12 5 Secrets to Automated Testing Success 12 Reuse Repeated Test Code As we discussed in Secret #4, you want to select a tool that allows you to reuse your test code. Maybe it allows you to create keywords, maybe its methods or functions or modules regardless, the ability to reuse test code is a fundamental characteristic of a good testing tool. Why? Because one of the biggest costs or benefits to your automation effort will be maintenance of test cases. Maintenance will be reduced if you can look at test code and make a change or a fix in one place as opposed to multiple spots in the code. This is also one of the reasons traditional record and playback tools don t work well. In order to reuse repeated code and to reduce maintenance of test cases, you have to stop using record and playback. So whenever you find code that looks similar, make it the same by introducing variables, and creating a function, method, or keyword with those variables as parameters. But bear in mind: as with test case names, keywords, functions, or methods are more easily used, and more easily read when they are succinct and clearly named. The same goes with introducing variables into test code. Closing These are the Five Secrets of Successful Automated Testing. If you implement them, you will be five steps closer to success in your projects!

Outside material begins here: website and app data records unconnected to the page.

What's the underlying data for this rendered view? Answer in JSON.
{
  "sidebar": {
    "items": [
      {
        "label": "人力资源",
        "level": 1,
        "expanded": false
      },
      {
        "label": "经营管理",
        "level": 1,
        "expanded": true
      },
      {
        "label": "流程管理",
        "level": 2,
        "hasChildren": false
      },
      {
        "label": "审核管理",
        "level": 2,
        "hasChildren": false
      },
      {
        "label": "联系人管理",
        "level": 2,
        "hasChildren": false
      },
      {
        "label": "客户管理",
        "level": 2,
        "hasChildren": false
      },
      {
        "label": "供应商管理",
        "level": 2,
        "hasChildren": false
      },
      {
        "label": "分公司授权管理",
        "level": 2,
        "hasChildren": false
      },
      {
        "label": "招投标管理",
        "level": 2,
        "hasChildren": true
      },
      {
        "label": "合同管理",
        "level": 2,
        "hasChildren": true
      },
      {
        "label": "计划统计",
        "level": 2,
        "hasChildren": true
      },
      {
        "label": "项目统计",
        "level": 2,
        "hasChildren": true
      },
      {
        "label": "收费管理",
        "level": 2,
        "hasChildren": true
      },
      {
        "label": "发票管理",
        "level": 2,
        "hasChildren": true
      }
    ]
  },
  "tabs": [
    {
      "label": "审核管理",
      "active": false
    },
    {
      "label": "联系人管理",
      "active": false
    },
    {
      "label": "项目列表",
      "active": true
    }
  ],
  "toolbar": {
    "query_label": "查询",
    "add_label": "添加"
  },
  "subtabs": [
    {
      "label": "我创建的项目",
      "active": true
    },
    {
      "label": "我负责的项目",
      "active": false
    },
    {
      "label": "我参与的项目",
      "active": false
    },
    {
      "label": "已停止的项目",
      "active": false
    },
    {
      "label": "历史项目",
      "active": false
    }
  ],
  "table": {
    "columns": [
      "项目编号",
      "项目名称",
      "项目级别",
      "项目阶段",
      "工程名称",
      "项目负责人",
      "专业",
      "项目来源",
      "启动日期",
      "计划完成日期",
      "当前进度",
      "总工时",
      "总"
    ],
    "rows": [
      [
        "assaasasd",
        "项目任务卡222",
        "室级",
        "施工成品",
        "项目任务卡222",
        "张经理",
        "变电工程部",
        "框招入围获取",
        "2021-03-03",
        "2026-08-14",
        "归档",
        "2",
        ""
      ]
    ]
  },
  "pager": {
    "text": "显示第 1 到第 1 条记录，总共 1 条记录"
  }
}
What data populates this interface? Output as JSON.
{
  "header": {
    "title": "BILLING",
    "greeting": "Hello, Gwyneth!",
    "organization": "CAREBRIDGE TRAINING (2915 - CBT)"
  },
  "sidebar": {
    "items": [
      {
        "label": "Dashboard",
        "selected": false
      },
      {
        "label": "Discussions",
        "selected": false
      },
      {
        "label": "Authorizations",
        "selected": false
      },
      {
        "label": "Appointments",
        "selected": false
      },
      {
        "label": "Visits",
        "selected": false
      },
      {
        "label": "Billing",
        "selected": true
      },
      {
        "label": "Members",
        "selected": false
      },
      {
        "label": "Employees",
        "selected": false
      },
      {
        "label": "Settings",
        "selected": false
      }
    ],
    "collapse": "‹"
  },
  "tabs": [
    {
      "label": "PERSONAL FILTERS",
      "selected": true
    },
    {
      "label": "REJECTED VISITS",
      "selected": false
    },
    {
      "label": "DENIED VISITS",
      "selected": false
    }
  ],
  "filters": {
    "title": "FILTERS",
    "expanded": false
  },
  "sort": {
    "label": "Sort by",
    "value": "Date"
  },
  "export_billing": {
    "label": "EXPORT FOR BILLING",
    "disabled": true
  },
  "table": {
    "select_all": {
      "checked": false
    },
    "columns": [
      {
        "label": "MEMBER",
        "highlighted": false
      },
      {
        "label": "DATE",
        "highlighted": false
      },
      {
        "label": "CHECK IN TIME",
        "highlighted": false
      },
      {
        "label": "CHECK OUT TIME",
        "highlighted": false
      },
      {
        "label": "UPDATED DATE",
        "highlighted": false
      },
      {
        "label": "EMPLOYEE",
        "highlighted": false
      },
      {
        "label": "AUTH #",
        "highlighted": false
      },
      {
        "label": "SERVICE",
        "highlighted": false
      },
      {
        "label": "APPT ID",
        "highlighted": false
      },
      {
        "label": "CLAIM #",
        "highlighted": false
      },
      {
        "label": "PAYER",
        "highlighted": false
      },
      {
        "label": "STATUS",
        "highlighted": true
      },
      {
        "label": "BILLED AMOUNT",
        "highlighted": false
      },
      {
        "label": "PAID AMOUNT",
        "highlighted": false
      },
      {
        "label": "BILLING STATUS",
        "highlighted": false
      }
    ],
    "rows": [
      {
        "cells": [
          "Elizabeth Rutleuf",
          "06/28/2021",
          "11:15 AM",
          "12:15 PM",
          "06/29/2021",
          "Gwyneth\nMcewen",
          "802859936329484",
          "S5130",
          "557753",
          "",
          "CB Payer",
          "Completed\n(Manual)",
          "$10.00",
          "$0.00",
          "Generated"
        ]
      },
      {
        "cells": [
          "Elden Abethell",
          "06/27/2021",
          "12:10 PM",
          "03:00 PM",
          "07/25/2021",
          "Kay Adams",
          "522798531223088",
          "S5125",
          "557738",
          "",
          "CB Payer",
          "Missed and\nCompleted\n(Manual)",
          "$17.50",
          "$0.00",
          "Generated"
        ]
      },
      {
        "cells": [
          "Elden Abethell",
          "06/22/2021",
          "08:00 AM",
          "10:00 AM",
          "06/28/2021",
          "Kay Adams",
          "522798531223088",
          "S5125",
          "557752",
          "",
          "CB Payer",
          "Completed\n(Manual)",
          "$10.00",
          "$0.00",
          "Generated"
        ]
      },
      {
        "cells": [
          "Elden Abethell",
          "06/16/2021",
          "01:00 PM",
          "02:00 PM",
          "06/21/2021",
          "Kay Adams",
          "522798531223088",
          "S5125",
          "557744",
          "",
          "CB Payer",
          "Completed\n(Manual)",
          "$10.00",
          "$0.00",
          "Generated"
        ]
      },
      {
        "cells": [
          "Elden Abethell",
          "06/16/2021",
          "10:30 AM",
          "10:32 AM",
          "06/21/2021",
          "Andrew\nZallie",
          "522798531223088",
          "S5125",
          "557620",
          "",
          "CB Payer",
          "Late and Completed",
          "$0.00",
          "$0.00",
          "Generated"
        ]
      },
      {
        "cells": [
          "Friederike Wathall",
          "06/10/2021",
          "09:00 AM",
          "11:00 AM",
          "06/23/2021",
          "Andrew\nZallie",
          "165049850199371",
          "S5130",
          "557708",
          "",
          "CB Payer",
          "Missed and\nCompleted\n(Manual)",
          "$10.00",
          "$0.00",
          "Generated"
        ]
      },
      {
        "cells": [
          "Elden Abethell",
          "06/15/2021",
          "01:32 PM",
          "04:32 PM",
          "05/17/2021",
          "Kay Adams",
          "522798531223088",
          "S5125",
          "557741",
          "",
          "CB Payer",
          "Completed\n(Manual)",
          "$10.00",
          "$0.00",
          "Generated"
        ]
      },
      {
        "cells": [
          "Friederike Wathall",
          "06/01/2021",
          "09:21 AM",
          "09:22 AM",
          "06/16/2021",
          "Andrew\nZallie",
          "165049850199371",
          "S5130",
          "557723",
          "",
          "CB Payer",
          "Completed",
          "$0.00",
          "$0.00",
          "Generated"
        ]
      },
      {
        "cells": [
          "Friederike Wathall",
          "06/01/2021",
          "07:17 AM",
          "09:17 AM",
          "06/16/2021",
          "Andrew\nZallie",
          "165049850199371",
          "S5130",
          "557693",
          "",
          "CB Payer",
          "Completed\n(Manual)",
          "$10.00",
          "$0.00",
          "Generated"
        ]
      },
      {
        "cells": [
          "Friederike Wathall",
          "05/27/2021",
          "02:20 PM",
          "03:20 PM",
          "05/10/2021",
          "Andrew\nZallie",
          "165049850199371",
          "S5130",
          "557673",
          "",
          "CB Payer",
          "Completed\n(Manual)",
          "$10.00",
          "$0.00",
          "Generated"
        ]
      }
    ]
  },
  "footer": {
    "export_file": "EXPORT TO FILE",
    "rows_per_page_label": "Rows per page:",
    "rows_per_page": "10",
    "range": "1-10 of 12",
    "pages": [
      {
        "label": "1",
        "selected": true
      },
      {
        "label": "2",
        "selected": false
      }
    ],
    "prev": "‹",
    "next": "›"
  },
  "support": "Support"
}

These are just five of the secrets I ve learned over my career in software development. As much as I d like to, it s impossible to summarize the lessons of an entire career in one whitepaper. That s why I ve created multi-day courses for you and your teams. Check back at beaufortfairmont.com for more information on courses in your area. Each of these courses can be customized for your team, your needs, and your location. The 5 Secrets to Automated Testing Success Secret #1: Practice Exceptional Leadership Secret #2: Educate Your Testers Secret #3: Practice TDD, ATTD, and CI Secret #4: Select the Proper Tool Secret #5: Design Test Cases Effectively Beaufort Fairmont is also available for consulting engagements and player-coach engagements. Contact us today at or We look forward to hearing from you and learning about your projects! Copyright 2012 Beaufort Fairmont. All Rights Reserved